Exercise prompt => Search the records for the string "link". Copy each line where it occurs.

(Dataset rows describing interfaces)
[Start of Attachment]

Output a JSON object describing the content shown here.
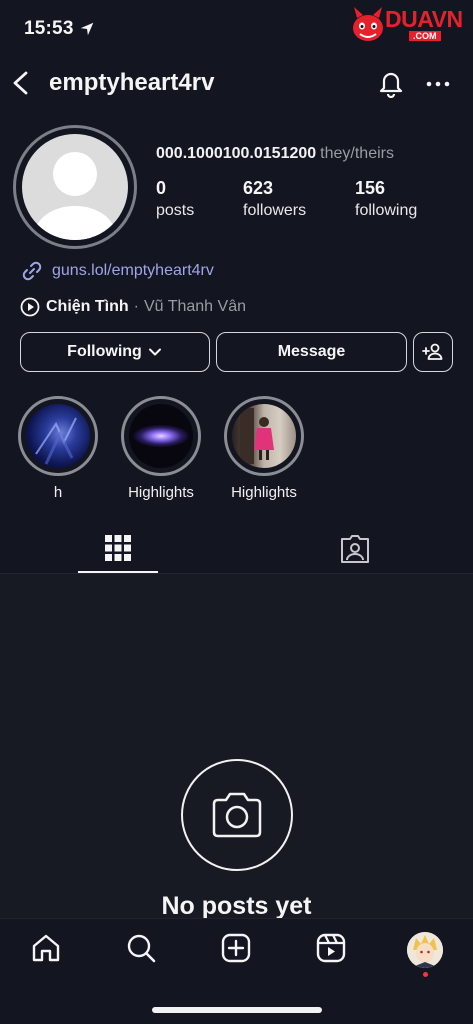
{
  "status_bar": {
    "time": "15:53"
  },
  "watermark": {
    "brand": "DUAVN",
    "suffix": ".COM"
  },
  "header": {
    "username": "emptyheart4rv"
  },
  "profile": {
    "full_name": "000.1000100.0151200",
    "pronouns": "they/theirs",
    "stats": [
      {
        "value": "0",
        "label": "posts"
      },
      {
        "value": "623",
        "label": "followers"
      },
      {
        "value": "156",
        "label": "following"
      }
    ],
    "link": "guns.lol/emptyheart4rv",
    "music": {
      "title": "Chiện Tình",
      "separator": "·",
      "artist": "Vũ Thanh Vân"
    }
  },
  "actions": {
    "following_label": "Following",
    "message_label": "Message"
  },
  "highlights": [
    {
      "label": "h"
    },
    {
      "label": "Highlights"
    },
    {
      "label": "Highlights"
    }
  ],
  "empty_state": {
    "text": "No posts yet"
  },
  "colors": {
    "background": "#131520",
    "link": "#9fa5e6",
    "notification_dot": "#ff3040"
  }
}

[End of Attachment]
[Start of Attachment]

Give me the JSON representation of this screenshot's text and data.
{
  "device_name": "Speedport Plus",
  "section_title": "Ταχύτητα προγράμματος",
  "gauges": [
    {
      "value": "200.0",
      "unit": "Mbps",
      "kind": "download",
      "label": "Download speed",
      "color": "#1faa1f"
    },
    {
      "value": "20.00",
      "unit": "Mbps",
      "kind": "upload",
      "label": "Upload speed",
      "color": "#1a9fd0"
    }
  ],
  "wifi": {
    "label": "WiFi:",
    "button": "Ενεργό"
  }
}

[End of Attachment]

Solution to this problem =>
    "link": "guns.lol/emptyheart4rv",
    "link": "#9fa5e6",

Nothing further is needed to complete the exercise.